There are other subtler references to the past, with red planters that connote Chinese red and the red-light district, a move that Mr. Morris calls “a cheeky way to reflect the nuanced and layered history.”
Different from downtown’s typically wide, large-scale streets, Mr. Morris says Regent’s narrower avenue is on a scale that people can feel comfortable in.
“Our design team was looking at how we create a place that was pedestrian-friendly, oriented to human speeds. People walk at a three-mile-per-hour speed. We wanted things for people to look at, an experience they would say, ‘I couldn’t do it all, but I want to come back,'” he says. “Regardless, if people [are] coming to the theater, if they’re going downtown, we want there to be a lot going on.”
But Now You Can Get Fried Chicken There
Now in its second year, Fireside has been joined by Pretty Bird, a restaurant that takes an unexpected twist on “hot chicken.” The restaurant is the brainchild of Viet Pham, who, apart from being Salt Lake’s local culinary hero, was also named Food & Wine’s Best New Chef, was the winner of “Iron Chef,” and is the former co-owner and chef of the acclaimed Forage. Needless to say, it’s become quite the popular hotspot. Its deceptively simple menu features fried chicken sandwiches and quarter birds, all prepared with the chef’s attention to complex seasoning and texture. Pretty Bird has boasted long lines and sell-outs since it opened in February of this year.

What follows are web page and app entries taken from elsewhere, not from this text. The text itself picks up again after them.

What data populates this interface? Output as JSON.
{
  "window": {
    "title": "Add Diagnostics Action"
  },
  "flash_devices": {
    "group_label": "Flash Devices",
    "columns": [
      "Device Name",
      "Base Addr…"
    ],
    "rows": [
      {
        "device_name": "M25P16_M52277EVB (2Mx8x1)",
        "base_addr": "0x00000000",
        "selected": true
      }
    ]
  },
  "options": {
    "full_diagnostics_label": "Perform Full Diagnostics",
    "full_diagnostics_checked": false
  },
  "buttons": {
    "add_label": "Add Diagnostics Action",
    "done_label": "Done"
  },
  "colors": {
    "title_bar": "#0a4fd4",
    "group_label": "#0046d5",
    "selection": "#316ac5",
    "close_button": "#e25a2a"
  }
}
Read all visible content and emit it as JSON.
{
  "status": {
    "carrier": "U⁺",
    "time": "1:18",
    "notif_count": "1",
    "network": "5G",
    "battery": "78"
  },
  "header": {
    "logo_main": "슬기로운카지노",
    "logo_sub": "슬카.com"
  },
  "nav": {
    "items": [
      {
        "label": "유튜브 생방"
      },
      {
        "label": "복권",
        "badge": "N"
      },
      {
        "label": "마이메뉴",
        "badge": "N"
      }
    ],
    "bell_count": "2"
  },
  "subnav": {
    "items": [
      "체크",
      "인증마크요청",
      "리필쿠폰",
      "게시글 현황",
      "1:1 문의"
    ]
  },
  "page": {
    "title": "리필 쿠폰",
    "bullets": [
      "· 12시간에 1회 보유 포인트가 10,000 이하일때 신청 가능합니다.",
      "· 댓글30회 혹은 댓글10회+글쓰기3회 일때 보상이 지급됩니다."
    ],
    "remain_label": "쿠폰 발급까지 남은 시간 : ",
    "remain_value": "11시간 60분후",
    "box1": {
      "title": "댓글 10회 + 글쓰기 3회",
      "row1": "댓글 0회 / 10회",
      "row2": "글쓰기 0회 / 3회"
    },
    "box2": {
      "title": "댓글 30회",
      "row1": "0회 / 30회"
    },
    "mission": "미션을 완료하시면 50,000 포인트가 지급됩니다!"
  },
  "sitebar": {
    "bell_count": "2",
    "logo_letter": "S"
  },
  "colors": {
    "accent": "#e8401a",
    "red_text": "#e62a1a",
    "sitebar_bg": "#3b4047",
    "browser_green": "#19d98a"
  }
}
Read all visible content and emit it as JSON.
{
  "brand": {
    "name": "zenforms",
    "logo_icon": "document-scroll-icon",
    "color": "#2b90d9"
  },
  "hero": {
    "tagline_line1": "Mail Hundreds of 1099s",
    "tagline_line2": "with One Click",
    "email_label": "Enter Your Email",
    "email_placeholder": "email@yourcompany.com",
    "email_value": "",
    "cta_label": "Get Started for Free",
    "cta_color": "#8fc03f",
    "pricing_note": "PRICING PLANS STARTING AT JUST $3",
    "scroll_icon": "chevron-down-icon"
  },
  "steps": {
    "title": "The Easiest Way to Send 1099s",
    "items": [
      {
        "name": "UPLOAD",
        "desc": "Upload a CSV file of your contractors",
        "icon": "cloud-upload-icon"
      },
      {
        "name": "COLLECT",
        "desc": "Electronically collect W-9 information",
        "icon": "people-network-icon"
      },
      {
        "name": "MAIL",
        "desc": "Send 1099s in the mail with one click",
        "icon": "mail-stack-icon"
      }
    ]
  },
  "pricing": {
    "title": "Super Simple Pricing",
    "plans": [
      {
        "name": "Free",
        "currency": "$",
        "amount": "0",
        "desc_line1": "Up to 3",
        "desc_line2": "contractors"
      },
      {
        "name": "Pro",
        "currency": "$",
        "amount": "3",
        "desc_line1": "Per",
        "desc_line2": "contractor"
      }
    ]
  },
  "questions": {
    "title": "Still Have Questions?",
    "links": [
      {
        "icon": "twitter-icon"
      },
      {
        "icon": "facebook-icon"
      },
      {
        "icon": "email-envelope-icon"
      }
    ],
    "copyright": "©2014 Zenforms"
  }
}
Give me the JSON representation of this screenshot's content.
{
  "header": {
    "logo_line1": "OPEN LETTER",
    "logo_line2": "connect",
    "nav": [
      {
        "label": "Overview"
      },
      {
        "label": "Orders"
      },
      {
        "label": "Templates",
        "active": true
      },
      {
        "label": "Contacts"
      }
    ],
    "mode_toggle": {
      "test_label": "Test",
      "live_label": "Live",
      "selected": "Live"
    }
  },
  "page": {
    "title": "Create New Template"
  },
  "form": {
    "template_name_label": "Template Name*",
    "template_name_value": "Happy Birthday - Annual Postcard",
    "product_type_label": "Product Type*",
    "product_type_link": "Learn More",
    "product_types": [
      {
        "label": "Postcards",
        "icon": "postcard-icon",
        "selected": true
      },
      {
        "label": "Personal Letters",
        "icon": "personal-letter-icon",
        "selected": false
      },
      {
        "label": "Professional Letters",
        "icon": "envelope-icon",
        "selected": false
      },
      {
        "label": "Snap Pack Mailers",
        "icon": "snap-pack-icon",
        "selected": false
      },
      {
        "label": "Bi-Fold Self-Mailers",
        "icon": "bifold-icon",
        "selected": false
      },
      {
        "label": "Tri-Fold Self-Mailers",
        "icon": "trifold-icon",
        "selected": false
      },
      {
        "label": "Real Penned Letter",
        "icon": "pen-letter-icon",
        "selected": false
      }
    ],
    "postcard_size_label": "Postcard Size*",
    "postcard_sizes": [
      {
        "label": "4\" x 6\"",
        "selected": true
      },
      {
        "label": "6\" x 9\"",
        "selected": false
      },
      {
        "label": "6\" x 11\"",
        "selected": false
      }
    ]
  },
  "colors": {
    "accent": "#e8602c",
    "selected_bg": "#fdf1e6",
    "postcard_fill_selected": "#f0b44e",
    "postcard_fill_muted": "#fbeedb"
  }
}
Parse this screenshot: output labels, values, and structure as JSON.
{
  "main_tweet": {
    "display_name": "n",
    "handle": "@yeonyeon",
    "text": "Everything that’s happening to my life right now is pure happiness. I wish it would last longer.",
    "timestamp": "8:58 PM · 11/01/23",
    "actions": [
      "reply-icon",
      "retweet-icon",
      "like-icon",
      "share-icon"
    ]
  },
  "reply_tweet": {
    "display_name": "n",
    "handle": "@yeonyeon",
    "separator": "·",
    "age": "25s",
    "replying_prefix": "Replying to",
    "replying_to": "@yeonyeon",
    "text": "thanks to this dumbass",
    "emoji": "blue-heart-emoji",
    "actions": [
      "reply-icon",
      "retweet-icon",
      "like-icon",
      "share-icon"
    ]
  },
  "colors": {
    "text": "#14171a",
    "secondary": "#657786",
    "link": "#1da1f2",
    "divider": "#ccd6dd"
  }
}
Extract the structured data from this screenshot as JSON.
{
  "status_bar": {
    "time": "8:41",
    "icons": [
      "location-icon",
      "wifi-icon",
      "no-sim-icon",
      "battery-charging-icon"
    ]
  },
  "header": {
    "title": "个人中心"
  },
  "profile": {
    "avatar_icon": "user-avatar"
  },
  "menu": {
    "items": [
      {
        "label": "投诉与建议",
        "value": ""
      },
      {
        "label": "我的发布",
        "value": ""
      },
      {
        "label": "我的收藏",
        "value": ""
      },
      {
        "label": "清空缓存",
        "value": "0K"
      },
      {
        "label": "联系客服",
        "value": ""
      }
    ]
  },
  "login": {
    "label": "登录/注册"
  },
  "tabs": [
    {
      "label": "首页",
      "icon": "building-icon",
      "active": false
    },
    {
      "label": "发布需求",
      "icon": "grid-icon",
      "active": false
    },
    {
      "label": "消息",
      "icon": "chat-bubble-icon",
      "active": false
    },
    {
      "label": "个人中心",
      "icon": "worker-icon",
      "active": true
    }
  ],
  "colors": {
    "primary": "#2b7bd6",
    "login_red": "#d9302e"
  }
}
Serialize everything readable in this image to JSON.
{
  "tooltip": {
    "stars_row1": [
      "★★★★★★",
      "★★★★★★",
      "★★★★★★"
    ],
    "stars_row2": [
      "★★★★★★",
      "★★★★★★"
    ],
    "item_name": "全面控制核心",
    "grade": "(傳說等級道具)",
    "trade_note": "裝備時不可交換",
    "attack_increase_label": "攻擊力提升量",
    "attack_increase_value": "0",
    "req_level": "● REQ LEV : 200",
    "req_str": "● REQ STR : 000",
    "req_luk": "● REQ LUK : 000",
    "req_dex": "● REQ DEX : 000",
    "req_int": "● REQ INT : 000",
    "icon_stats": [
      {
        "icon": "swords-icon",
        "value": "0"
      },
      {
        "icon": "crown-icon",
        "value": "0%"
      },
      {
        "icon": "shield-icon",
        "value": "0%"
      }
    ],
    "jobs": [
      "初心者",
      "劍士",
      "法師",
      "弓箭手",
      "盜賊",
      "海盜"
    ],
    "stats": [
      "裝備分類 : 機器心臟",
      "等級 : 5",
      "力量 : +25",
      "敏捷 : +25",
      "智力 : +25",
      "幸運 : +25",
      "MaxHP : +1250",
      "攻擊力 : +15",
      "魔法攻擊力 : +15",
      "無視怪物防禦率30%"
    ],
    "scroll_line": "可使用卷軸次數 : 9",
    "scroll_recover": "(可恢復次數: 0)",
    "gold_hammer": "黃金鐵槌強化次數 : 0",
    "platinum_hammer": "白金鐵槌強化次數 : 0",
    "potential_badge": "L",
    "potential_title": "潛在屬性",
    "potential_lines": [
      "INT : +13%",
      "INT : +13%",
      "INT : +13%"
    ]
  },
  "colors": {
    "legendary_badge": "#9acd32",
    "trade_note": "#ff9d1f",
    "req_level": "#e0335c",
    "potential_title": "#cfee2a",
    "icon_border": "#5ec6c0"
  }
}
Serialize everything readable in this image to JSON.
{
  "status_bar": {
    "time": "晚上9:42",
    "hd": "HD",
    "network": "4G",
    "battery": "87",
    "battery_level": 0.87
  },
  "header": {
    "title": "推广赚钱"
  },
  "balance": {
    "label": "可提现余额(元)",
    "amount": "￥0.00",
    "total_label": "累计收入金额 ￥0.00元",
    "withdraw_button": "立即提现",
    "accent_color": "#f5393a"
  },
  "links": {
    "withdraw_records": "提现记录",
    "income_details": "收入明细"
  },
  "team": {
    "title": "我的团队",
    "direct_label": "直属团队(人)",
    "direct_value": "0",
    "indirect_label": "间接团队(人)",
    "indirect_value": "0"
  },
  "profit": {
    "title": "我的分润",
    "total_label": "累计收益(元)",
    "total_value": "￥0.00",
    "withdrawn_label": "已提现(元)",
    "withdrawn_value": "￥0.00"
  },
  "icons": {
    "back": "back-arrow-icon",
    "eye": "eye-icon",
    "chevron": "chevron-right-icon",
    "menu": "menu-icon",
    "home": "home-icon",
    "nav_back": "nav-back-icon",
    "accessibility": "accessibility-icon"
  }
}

Last Course Dessert Studio also recently opened, serving unique confections like Foster’s Banana Tacos, a medley of cinnamon sugar taco shells stuffed with sautéed caramel pecans, bananas, and Tahitian vanilla ice cream.
From morning to night, Regent Street is attracting crowds of all stripes. “Regent Street has a healthy mix—the street has been well-used by downtown’s daytime workforce, especially those working in the adjacent 111 Main office tower,” says Laura Fritts, director of economic development for Salt Lake City. Of course theatergoers make up a large portion of the night-time patrons, but Regent Street is becoming a destination in its own right. The curbless street features removable bollards and can be closed to vehicular traffic to provide a safe venue for outdoor festivals and gatherings, such as last year’s Illuminate Light Art and Technology Festival,” she says.
Ms. Fritts says the project is nearing completion, with its final crowning jewel—a $2 million public art installation—coming in 2019. With additional retail and dining space that will populate the east side, and a site for a boutique hotel on the southwest corner, community and civic leaders are watching Regent Street live up to its new potential.
“In terms of how Regent Street can impart change in the city at-large, the sky is the limit,” Ms. Fritts says. “It is our hope that when the development community sees how an underutilized, dark service street can be transformed, they will consider investing in other parts of the city that may have also outlived original purpose.” From its Old West beginnings in the 19th century to its modern reprise in the 21st, Regent Street is a vibrant sign of things to come for downtown’s brilliant future.